# Directions for this task
For the records that follow, give the number of lines in which the word "Descripcion" occurs, with nothing added.

-------- Extracted information

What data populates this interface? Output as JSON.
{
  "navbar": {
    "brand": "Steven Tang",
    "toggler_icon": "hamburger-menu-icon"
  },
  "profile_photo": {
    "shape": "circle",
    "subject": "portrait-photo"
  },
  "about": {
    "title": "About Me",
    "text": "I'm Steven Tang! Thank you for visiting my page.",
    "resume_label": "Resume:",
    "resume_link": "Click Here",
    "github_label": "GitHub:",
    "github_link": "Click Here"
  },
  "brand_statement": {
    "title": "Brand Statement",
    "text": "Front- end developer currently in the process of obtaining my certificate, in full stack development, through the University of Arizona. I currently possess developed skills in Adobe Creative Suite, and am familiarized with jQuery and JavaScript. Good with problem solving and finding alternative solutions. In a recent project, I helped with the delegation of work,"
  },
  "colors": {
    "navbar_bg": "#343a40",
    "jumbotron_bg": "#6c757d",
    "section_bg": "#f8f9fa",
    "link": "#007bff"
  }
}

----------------
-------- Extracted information

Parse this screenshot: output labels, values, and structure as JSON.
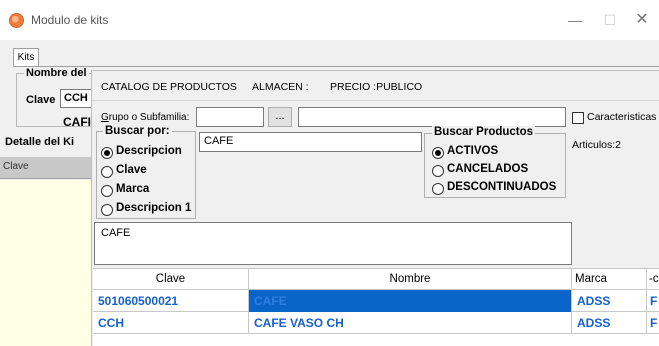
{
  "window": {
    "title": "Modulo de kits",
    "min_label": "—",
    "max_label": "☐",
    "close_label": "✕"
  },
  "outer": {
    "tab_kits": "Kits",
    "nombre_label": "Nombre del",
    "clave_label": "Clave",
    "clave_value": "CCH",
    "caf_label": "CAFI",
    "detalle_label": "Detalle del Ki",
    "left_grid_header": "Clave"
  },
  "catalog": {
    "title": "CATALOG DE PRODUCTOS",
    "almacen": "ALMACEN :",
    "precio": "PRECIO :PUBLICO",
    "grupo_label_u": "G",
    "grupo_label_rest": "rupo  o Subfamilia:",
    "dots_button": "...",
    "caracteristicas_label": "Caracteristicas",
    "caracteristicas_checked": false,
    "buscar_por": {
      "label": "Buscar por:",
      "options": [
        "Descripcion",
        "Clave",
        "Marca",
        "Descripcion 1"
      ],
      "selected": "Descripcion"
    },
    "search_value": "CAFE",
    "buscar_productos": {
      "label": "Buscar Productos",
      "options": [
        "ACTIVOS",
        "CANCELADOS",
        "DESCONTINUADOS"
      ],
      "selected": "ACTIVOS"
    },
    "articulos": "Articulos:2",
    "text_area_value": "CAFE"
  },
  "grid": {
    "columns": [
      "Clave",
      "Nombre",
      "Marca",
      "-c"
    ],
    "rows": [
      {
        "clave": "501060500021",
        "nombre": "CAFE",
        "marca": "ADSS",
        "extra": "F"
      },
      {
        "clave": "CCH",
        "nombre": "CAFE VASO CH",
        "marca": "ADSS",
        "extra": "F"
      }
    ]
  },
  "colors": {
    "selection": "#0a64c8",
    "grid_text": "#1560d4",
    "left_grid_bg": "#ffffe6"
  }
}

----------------

# Your response
3